Here is a potted description of what we achieved with our volunteers.
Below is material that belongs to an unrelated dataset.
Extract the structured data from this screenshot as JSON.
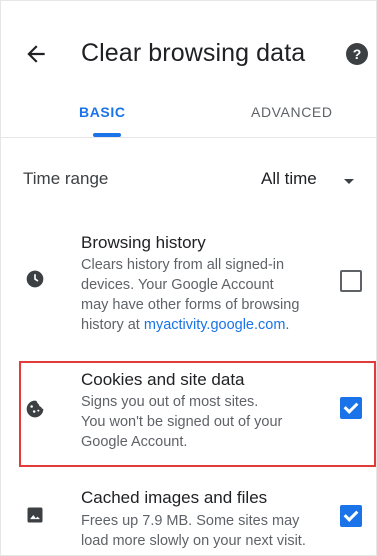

The well we worked on became holy on account of a monk from the monastery of Rămeţ, at the foot of the mountain. It’s the oldest orthodox monastery in Romania (built in the 13th century) and has as specific bell resonance, due to its location in the Râmeț Gorge. Full of grass lawns and flowers, the monastery courtyard is a nice place for relaxation and meditation. We visited the site to meet the nuns, tell them about EVEHD and to see the two holy wells in the monastery courtyard – one dedicated to the Virgin Mary. Our chosen well was high in the mountains close to a small hamlet (one of thirteen) in the Municipality of Rămeţ. The story attached to it, is from the period at the height of the Austro-Hungarian domination of Transylvania and the people were oppressed, poor and starving. An elderly monk used to walk up the mountain with his donkey to bring food to the starving people and meet them by the spring/well. Over the years he became older and in poor health and on his last trip, he was taken ill and died beside the well.  It is now believed that the water from the well has special powers to heal, somehow linked to the charity of the monk. The monks body was returned to the monastery on the donkey and when the other monks received the body they were very sad and (it is said) the donkeys hoof print was made in solid stones at the old church doorway (we went to see this – it is a revered thing). We worked in total 4 days in the spring, but it had to be finished after we left. The team was rotating but all had a go, it involved removing the old water trough & installing a new one plus making a stone seat and re-routing the stream from the spring. A local builder was in charge with a team of Romanian volunteers.  It turned into quite a big engineering job supported by the Primaria’s (mayors) office. There was some disagreement about how to proceed but the result was generally satisfactory.